The concept of "indie dance music" is a funny beast. At this point, the increased availability of information via alternative mediums has created this amorphous catch-all, an ideology that seems more defined by distribution channels and various tastemakers than any sort of unifying sound. In part due to heavy curatorial groundwork laid by labels like DFA or Italians Do It Better, the current wave embraces all original styles of dance music now (disco, techno, house), which should logically create a full circle blending of the old guard with the new, such that "indie dance" could itself become, comfortably, "dance music."
But judging from the people in attendance at Azari & III's second appearance in New York—a young, seemingly hand-picked cross-section of fashion culture and downtown cool—it appears there is a certain degree of trendiness buzzing around Azari & III; something which actually struck me by surprise. I mean, this kind of crowd is normally reserved for venues that court exclusivity based on cultural cache...You're telling me this isn't just about great new house music?
Thinking back to their video for "Hungry for the Power," with its stylish mix of American Psycho perversion and urban couture, I reasoned that a good portion of the crowd came strictly with this visual in mind. As such, disappointment struck when I noticed that the turntables were set-up right at the front of the stage: Vocalists Fritz Helder & Cedric Gasiada would not be performing with them that night (apparently due to ongoing visa issues that have plagued their American tour dates before. A word of advice: always check for the word "LIVE" on the bill). Adding to that frustration was a noticeable lack of sub-bass, a situation that didn't improve as hoped when the warm-up DJ, JDH, handed over the decks.

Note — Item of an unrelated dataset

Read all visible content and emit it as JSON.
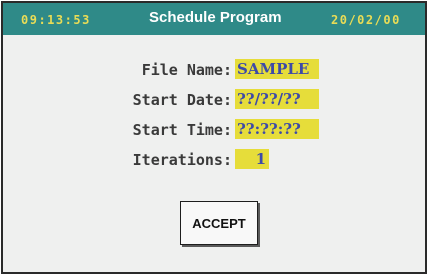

The gripes began to subside, however, when the duo opened things with Wendy Carlos's theme from A Clockwork Orange. They quickly cut the power on the turntable, letting the record wind down into detuned sludge before taking us directly into the jacking zone. What followed was a near flawless selection of seedy, drum machine-heavy records played at low BPMs, which fit exceedingly well, both as a primer into the darker sides of Chicago and Detroit, and as the soundtrack to what felt like an impromptu magazine spread for a glossy magazine. Eventually the lights dimmed so that only the faintest glimmer crept out of the bar-side chandelier. The vibe culminated with the heavy, strobing arpeggios of Azari & III's own "Manhooker," the sharp ticks of an 808 in slow-motion invoking a lost 13th hour, that moody kind of haze locked in the deepest part of a night, despite it only being somewhere around 2 AM.
Shortly after, they launched into Adonis's "No Way Back," only to have the amps blow halfway through. The sound stayed dead for over twenty minutes, causing more than half the crowd to vanish into the night. Frustrating, I'm sure. But in a way, it was a perfect litmus test for those who came strictly to let loose. Once the amps fired back on again, the patient among the crowd were rewarded with a markedly different vibe. All the posturing from the first half of the evening gave way to a wider palette, a set ranging from the roaring energy of Sylvester to airy classics from Art of Noise, with the highlight of the night being the unabashedly sunny euphoria of Tensnake's "Coma Cat" dissolving into the swirling cosmic liquid that is Floating Points' "Vacuum Boogie." In this idealized space, music was king, and even the staunchest purists and most "indie-centric" dancers realized "Reckless With Your Love" is already a classic record.